The Committee’s March 3, 2023 and March 20, 2023 document requests which led to the production of the After-Action Review requested “[a] current draft of the After-Action Report prepared under Ambassador Daniel Smith (including any associated documents such as exhibits or appendices)” in “complete and unredacted form.”23 However, the version provided to the Committee on April 6, 2023, includes numerous redactions with no explanation, including even redactions of the names of documents cited in footnotes. The Committee is unaware of any legal justification for the redaction of this information. Please also produce a wholly unredacted version of the After-Action Review to the Committee no later than May 5, 2023.
As we personally discussed, the Department committed to provide the After-Action Review to the Committee in order to prevent a subpoena. In contravention of standard procedures for document production, the document was delivered to the Office of House Security, instead of to the Committee’s own classified space. Further, the document was accompanied by a list of unnecessary and inappropriate access restrictions requested by the Department. While the document is classified at the “Secret” level, these restrictions would exceed those placed upon far more sensitive “Top Secret”-level documents.
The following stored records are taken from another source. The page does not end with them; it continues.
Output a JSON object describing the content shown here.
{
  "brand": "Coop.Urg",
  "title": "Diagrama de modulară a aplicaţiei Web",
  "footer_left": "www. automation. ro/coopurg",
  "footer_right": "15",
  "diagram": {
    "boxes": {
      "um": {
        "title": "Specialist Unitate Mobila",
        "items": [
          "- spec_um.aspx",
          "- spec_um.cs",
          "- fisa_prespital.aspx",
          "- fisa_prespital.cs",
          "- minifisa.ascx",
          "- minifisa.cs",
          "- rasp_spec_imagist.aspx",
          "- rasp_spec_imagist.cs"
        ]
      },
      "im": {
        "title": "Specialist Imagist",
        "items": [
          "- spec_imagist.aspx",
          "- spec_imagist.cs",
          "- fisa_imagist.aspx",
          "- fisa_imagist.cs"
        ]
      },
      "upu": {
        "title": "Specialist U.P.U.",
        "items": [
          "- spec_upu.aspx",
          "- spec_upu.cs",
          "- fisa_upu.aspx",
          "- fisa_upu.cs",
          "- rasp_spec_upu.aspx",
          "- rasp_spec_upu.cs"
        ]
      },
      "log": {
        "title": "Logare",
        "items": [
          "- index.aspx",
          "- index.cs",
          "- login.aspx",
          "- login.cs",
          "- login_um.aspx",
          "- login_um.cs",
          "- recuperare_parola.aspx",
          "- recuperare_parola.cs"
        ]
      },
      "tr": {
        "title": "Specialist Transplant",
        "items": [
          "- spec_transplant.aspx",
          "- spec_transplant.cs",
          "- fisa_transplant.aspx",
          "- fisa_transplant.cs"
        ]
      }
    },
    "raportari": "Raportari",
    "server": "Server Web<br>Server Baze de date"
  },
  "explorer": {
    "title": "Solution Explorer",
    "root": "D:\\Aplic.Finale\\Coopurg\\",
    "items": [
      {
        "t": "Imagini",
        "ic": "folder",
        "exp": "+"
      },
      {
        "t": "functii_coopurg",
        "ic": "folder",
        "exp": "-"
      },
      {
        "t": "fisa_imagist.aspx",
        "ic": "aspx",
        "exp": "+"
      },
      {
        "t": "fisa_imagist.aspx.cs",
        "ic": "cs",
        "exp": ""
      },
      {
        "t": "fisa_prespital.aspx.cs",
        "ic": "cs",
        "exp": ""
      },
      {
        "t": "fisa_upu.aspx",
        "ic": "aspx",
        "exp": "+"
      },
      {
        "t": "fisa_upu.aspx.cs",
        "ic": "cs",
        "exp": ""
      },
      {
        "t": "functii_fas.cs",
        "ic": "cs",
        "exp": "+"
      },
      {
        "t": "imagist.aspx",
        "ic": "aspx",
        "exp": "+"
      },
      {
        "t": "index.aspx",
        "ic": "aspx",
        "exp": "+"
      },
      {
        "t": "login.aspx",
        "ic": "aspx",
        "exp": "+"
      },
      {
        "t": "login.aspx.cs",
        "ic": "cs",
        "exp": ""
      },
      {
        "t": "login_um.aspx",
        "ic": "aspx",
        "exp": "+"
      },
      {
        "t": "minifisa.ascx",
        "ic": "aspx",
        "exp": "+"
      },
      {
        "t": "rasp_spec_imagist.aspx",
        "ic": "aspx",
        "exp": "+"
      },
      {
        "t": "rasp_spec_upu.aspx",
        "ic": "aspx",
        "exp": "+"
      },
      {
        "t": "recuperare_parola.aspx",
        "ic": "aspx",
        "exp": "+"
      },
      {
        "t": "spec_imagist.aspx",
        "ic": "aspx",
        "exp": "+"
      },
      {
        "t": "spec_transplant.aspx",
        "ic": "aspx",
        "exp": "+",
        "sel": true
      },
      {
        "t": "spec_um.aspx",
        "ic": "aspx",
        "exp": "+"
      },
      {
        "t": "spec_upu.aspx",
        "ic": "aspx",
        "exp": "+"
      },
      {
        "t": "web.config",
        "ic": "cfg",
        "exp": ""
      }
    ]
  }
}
The Department never presented these claimed restrictions to the Committee and they were not agreed to by the Committee at any point, thus rendering them nonbinding.
The American people deserve a full and honest accounting of the facts of the Afghanistan withdrawal. The Biden Administration’s pattern of obfuscation and obstruction towards oversight of the withdrawal is unacceptable and will not be tolerated. The Committee expects a timely and complete response to its requests and looks forward to your prompt reply.